- _Directions for this task_
When you reach a picture, skip it, and retype every line below exactly.
━━━
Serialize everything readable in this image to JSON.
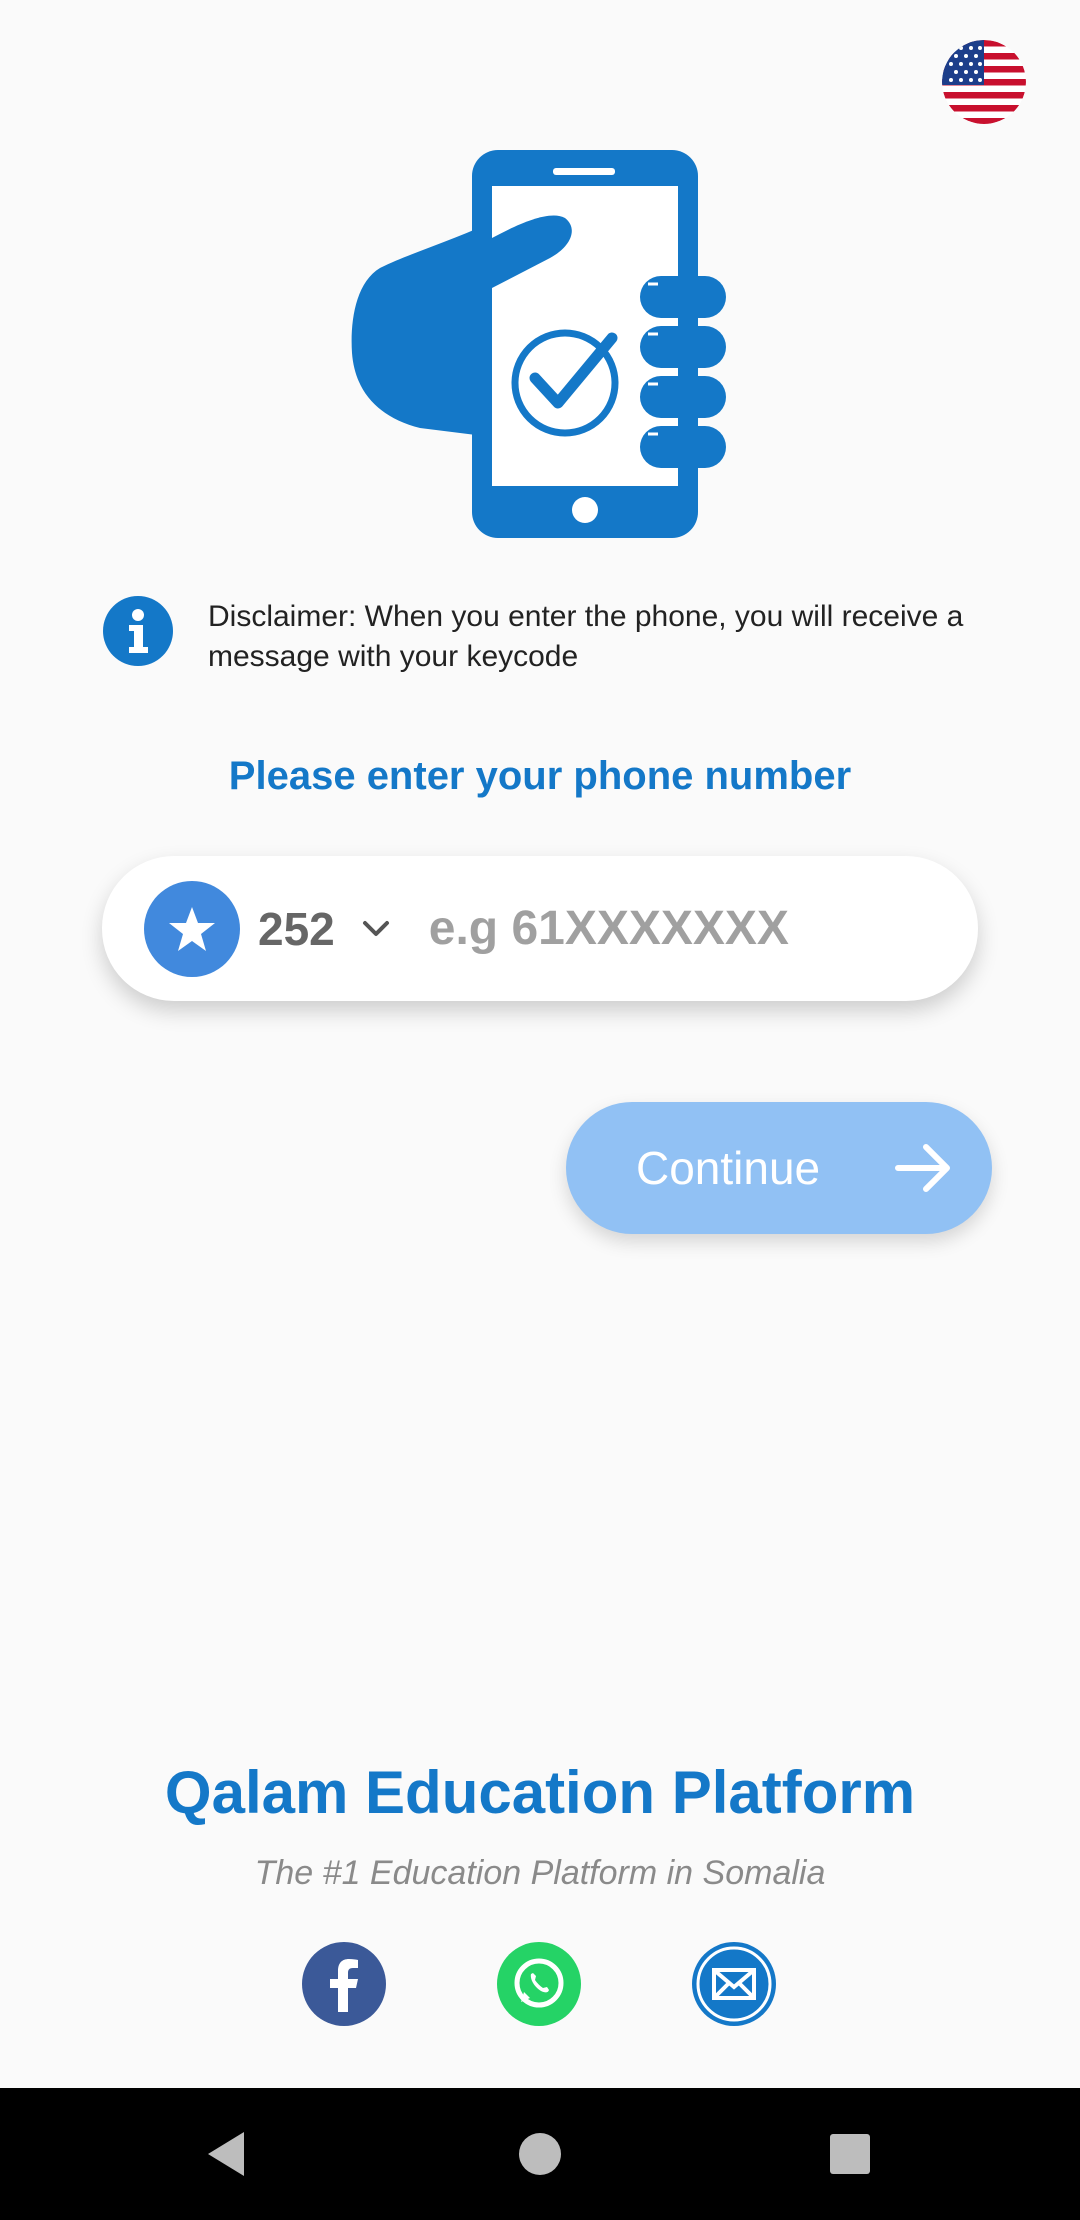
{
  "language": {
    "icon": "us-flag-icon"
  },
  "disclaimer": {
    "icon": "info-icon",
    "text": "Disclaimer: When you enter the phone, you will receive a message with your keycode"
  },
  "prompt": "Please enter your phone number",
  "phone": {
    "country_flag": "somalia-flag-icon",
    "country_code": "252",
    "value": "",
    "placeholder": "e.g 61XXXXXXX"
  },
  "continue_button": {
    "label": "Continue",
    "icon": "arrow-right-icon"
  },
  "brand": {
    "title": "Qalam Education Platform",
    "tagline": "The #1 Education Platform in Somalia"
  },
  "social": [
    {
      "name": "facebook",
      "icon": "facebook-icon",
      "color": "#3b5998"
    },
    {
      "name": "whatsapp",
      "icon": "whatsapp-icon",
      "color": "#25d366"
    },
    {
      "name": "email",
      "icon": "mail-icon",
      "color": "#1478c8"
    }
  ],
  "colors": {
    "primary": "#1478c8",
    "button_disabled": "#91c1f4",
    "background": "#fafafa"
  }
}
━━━
- _Answer space_
Serialize everything readable in this image to JSON.
{
  "language": {
    "icon": "us-flag-icon"
  },
  "disclaimer": {
    "icon": "info-icon",
    "text": "Disclaimer: When you enter the phone, you will receive a message with your keycode"
  },
  "prompt": "Please enter your phone number",
  "phone": {
    "country_flag": "somalia-flag-icon",
    "country_code": "252",
    "value": "",
    "placeholder": "e.g 61XXXXXXX"
  },
  "continue_button": {
    "label": "Continue",
    "icon": "arrow-right-icon"
  },
  "brand": {
    "title": "Qalam Education Platform",
    "tagline": "The #1 Education Platform in Somalia"
  },
  "social": [
    {
      "name": "facebook",
      "icon": "facebook-icon",
      "color": "#3b5998"
    },
    {
      "name": "whatsapp",
      "icon": "whatsapp-icon",
      "color": "#25d366"
    },
    {
      "name": "email",
      "icon": "mail-icon",
      "color": "#1478c8"
    }
  ],
  "colors": {
    "primary": "#1478c8",
    "button_disabled": "#91c1f4",
    "background": "#fafafa"
  }
}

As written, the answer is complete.